House Passes Defense Bill as Republicans Revolt Against Veto-Wielding Trump

On Tuesday, the U.S. House of Representatives passed the 2021 National Defense Authorization Act (NDAA) despite President Trump's threats to veto the defense spending bill without certain concessions.

Trump had objected to a provision in the act that called for the renaming of U.S. military installations that had named after Confederate Army leaders. The repeal of Section 230, which protects social media platforms from being considered the publishers of third-party content, was not included in the NDAA. On Tuesday, Trump reiterated his claims that he would veto the NDAA.

donald trump threatens defense act
President Donald Trump has threatened to veto the 2021 National Defense Authorization Act unless certain provisions are included. Tasos Katopodis/Getty

"I hope House Republicans will vote against the very weak National Defense Authorization Act (NDAA), which I will VETO," Trump tweeted. "Must include a termination of Section 230 (for National Security purposes), preserve our National Monuments, & allow for 5G & troop reductions in foreign lands!"

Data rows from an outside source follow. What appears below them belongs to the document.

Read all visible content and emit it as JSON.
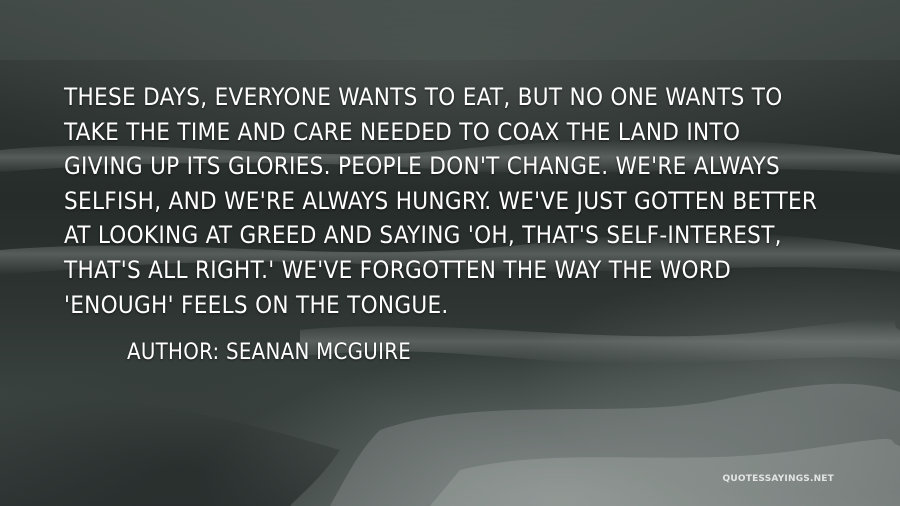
{
  "quote": {
    "text": "These days, everyone wants to eat, but no one wants to take the time and care needed to coax the land into giving up its glories. People don't change. We're always selfish, and we're always hungry. We've just gotten better at looking at greed and saying 'oh, that's self-interest, that's all right.' We've forgotten the way the word 'enough' feels on the tongue."
  },
  "attribution": {
    "text": "Author: Seanan McGuire"
  },
  "watermark": {
    "text": "quotessayings.net"
  },
  "colors": {
    "text": "#ffffff",
    "background": "#2a302e"
  }
}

I hope House Republicans will vote against the very weak National Defense Authorization Act (NDAA), which I will VETO. Must include a termination of Section 230 (for National Security purposes), preserve our National Monuments, & allow for 5G & troop reductions in foreign lands!

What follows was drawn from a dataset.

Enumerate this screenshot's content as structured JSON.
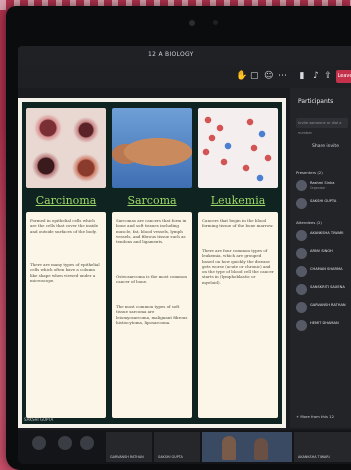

— Donald J. Trump (@realDonaldTrump) December 8, 2020

With 355 representatives voting for the NDAA and only 78 representatives voting against it, the NDAA received more than the two-thirds majority necessary to override any attempt to veto the act. Next, the NDAA will go to the U.S. Senate.

When contacted for comment, the White House directed Newsweek to the statement of administration policy concerning the NDAA, which was released Tuesday.

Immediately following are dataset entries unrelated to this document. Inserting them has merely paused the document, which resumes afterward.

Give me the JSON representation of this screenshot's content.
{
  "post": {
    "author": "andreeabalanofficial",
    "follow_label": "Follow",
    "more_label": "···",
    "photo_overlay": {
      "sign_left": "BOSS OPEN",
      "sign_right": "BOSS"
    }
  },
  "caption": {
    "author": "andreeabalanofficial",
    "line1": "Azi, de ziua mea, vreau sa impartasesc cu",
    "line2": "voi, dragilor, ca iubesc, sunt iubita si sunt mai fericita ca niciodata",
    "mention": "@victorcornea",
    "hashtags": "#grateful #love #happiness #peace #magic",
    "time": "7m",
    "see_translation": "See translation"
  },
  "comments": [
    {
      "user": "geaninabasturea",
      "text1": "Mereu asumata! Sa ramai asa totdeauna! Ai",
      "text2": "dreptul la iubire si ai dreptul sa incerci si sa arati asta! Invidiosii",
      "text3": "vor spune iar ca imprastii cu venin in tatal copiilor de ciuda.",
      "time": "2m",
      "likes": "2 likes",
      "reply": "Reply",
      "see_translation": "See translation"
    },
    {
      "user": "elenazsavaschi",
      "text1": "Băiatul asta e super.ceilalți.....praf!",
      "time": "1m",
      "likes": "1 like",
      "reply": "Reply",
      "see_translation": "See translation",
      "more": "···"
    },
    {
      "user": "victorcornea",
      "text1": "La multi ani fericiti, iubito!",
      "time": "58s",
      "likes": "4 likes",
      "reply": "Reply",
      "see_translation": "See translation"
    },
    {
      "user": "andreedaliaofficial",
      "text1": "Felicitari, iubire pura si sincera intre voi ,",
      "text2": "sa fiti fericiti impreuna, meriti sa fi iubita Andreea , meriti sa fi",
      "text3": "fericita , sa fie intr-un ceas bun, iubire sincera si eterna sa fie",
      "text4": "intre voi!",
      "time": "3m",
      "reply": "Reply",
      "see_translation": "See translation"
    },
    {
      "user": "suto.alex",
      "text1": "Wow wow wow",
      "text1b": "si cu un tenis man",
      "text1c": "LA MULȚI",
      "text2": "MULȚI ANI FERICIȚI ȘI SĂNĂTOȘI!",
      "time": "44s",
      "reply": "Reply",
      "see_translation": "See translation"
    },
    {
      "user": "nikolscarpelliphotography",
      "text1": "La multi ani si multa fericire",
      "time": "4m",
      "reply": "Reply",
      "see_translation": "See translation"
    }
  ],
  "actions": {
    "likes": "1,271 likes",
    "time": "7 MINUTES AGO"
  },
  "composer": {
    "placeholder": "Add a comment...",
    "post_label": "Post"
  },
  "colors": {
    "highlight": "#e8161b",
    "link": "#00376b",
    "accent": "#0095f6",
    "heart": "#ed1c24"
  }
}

"Unfortunately, this conference report fails to include critical national security measures, includes provisions that fail to respect our veterans and our military's history, and contradicts efforts by this Administration to put America first in our national security and foreign policy actions," the statement read.

Before the vote, Democrat House Speaker Nancy Pelosi said the NDAA "upholds our values, honors our troops and keeps the American people safe. And I hope that it will be swiftly signed into law."

Texas Republican Representative Chip Roy said he voted against the NDAA because Democrats had included policy provisions that could be dealt with as separate issues.

"This ought to be single-issue legislation focused on defense policy," Roy said in a Tuesday statement. "Instead it contains several policy provisions, like Section 230 repeal, that go well outside of that realm. We owe it to the American people to deliberate this on its merits as a standalone bill, as we should do with all of our legislation."

Despite Trump's warnings of a veto, Senate Majority Leader Mitch McConnell indicated on Monday that the Senate would "receive and pass a conference report on the annual defense authorization" before the end of the year. Some lawmakers said that if Trump attempted to veto the NDAA during the upcoming Congressional winter recess, they would reconvene to override Trump's decision.